If it can meet the chal­lenges of man­u­fac­tur­ing its complex product, Daqri has a device that can bring dramatic changes in indus­trial man­u­fac­tur­ing. They are on the leading edge of a rapidly rising wave, with the potential to reshape the way that companies and employees work.

A factory-floor peopled with workers wearing Daqri’s Smart Helmet will be very different from one operating today. It will merge both physical and digital controls and bring about a radical shift in the nature of indus­trial workplace design.

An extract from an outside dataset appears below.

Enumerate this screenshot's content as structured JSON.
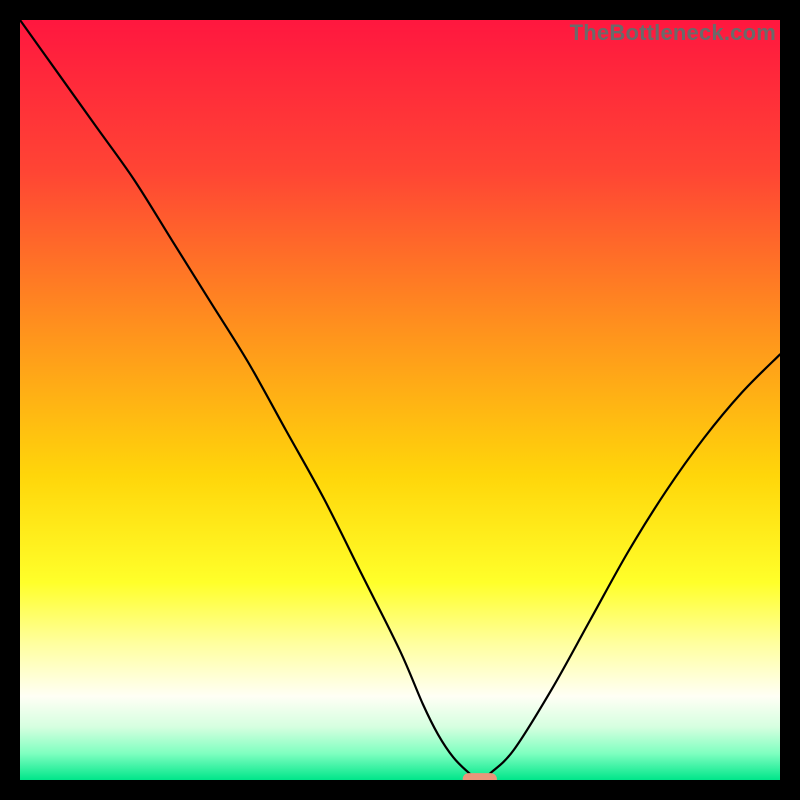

Indus­trial robots operated by humans and software will allow for smart pro­duc­tion, inspec­tion and manip­u­la­tion. Workers will function dif­fer­ently, both indi­vidu­ally and col­lect­ively, because their skill-sets, edu­ca­tional back­grounds and working methods will be optimised to suit new types of pro­duc­tion facilities.

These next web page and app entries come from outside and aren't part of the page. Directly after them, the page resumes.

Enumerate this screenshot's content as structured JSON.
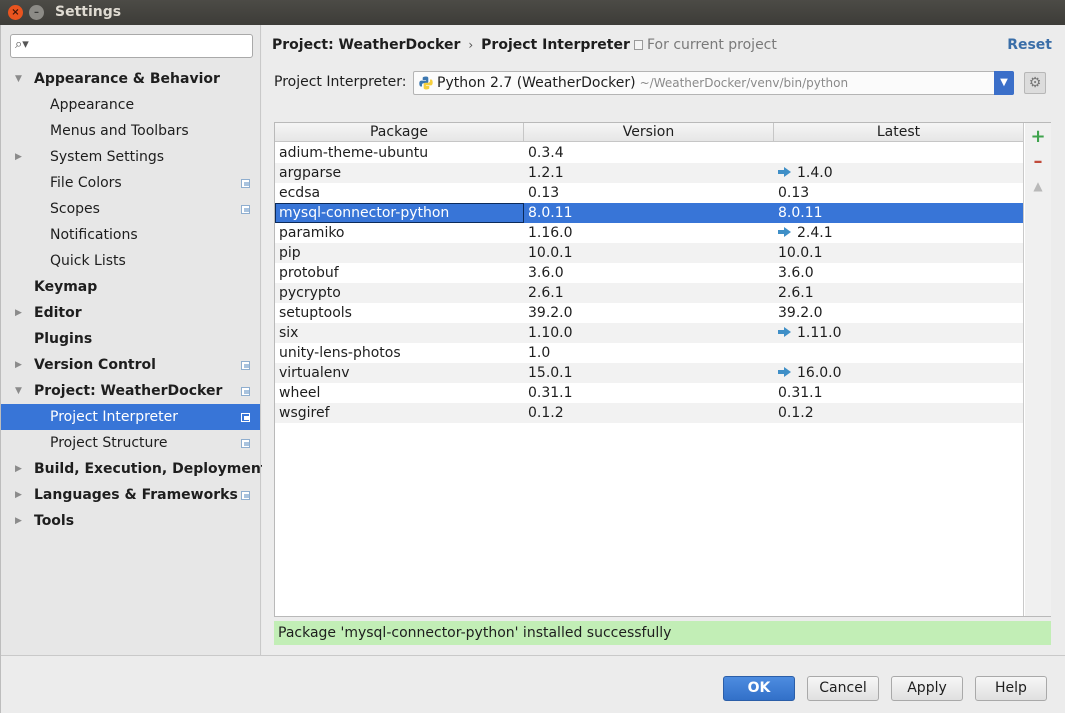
{
  "window": {
    "title": "Settings"
  },
  "search": {
    "value": "",
    "placeholder": ""
  },
  "sidebar": {
    "items": [
      {
        "label": "Appearance & Behavior",
        "level": 0,
        "bold": true,
        "arrow": "▼",
        "scope": false
      },
      {
        "label": "Appearance",
        "level": 1,
        "bold": false,
        "arrow": "",
        "scope": false
      },
      {
        "label": "Menus and Toolbars",
        "level": 1,
        "bold": false,
        "arrow": "",
        "scope": false
      },
      {
        "label": "System Settings",
        "level": 1,
        "bold": false,
        "arrow": "▶",
        "scope": false
      },
      {
        "label": "File Colors",
        "level": 1,
        "bold": false,
        "arrow": "",
        "scope": true
      },
      {
        "label": "Scopes",
        "level": 1,
        "bold": false,
        "arrow": "",
        "scope": true
      },
      {
        "label": "Notifications",
        "level": 1,
        "bold": false,
        "arrow": "",
        "scope": false
      },
      {
        "label": "Quick Lists",
        "level": 1,
        "bold": false,
        "arrow": "",
        "scope": false
      },
      {
        "label": "Keymap",
        "level": 0,
        "bold": true,
        "arrow": "",
        "scope": false
      },
      {
        "label": "Editor",
        "level": 0,
        "bold": true,
        "arrow": "▶",
        "scope": false
      },
      {
        "label": "Plugins",
        "level": 0,
        "bold": true,
        "arrow": "",
        "scope": false
      },
      {
        "label": "Version Control",
        "level": 0,
        "bold": true,
        "arrow": "▶",
        "scope": true
      },
      {
        "label": "Project: WeatherDocker",
        "level": 0,
        "bold": true,
        "arrow": "▼",
        "scope": true
      },
      {
        "label": "Project Interpreter",
        "level": 1,
        "bold": false,
        "arrow": "",
        "scope": true,
        "selected": true
      },
      {
        "label": "Project Structure",
        "level": 1,
        "bold": false,
        "arrow": "",
        "scope": true
      },
      {
        "label": "Build, Execution, Deployment",
        "level": 0,
        "bold": true,
        "arrow": "▶",
        "scope": false
      },
      {
        "label": "Languages & Frameworks",
        "level": 0,
        "bold": true,
        "arrow": "▶",
        "scope": true
      },
      {
        "label": "Tools",
        "level": 0,
        "bold": true,
        "arrow": "▶",
        "scope": false
      }
    ]
  },
  "header": {
    "crumb_project": "Project: WeatherDocker",
    "crumb_sep": "›",
    "crumb_page": "Project Interpreter",
    "for_current": "For current project",
    "reset": "Reset"
  },
  "interpreter": {
    "label": "Project Interpreter:",
    "name": "Python 2.7 (WeatherDocker)",
    "path": "~/WeatherDocker/venv/bin/python"
  },
  "table": {
    "headers": [
      "Package",
      "Version",
      "Latest"
    ],
    "rows": [
      {
        "package": "adium-theme-ubuntu",
        "version": "0.3.4",
        "latest": "",
        "upgrade": false
      },
      {
        "package": "argparse",
        "version": "1.2.1",
        "latest": "1.4.0",
        "upgrade": true
      },
      {
        "package": "ecdsa",
        "version": "0.13",
        "latest": "0.13",
        "upgrade": false
      },
      {
        "package": "mysql-connector-python",
        "version": "8.0.11",
        "latest": "8.0.11",
        "upgrade": false,
        "selected": true
      },
      {
        "package": "paramiko",
        "version": "1.16.0",
        "latest": "2.4.1",
        "upgrade": true
      },
      {
        "package": "pip",
        "version": "10.0.1",
        "latest": "10.0.1",
        "upgrade": false
      },
      {
        "package": "protobuf",
        "version": "3.6.0",
        "latest": "3.6.0",
        "upgrade": false
      },
      {
        "package": "pycrypto",
        "version": "2.6.1",
        "latest": "2.6.1",
        "upgrade": false
      },
      {
        "package": "setuptools",
        "version": "39.2.0",
        "latest": "39.2.0",
        "upgrade": false
      },
      {
        "package": "six",
        "version": "1.10.0",
        "latest": "1.11.0",
        "upgrade": true
      },
      {
        "package": "unity-lens-photos",
        "version": "1.0",
        "latest": "",
        "upgrade": false
      },
      {
        "package": "virtualenv",
        "version": "15.0.1",
        "latest": "16.0.0",
        "upgrade": true
      },
      {
        "package": "wheel",
        "version": "0.31.1",
        "latest": "0.31.1",
        "upgrade": false
      },
      {
        "package": "wsgiref",
        "version": "0.1.2",
        "latest": "0.1.2",
        "upgrade": false
      }
    ]
  },
  "status": {
    "message": "Package 'mysql-connector-python' installed successfully"
  },
  "footer": {
    "ok": "OK",
    "cancel": "Cancel",
    "apply": "Apply",
    "help": "Help"
  },
  "colors": {
    "selection": "#3875d7",
    "status_bg": "#c2eeb6",
    "link": "#3a6ea8",
    "add": "#3fa34d",
    "remove": "#c14a3a"
  }
}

Dempsey is keenly aware of this and believes that indus­trial wearables and augmented reality will bring a wide range of benefits both to companies and directly to workers.

When you change the way that somebody works, when you give them a tool that empowers them to do their jobs better, to be more effective; to instantly access knowledge that they didn’t have before you transform that persons idea of them­selves’ she says.


The promise of indus­trial wearables like Daqri’s Smart Helmet is that they can reduce com­plex­ity and improve our ability, all without removing from us the essential gifts that make us human.

They are available to guide us, to sup­ple­ment us and even to enhance us. They can allow us to become more than we can be without them, they can give us ‘superpowers.’

They promise to increase our safety and our pro­ductiv­ity whilst allowing us to become the better people we often believe ourselves to be. They promise that we do not have to surrender our futures to the precise endeav­ours of our machines,but instead we can reclaim them, by allowing them onto our bodies and giving them access to our senses.

The Daqri Smart Helmet is a tool, one that points the way towards a re-imagined future. An artefact from our indus­trial past, re-created for the work of tomorrow. If we can reshape the future of work, we can also reshape ourselves and in doing so, we can change the future of our world.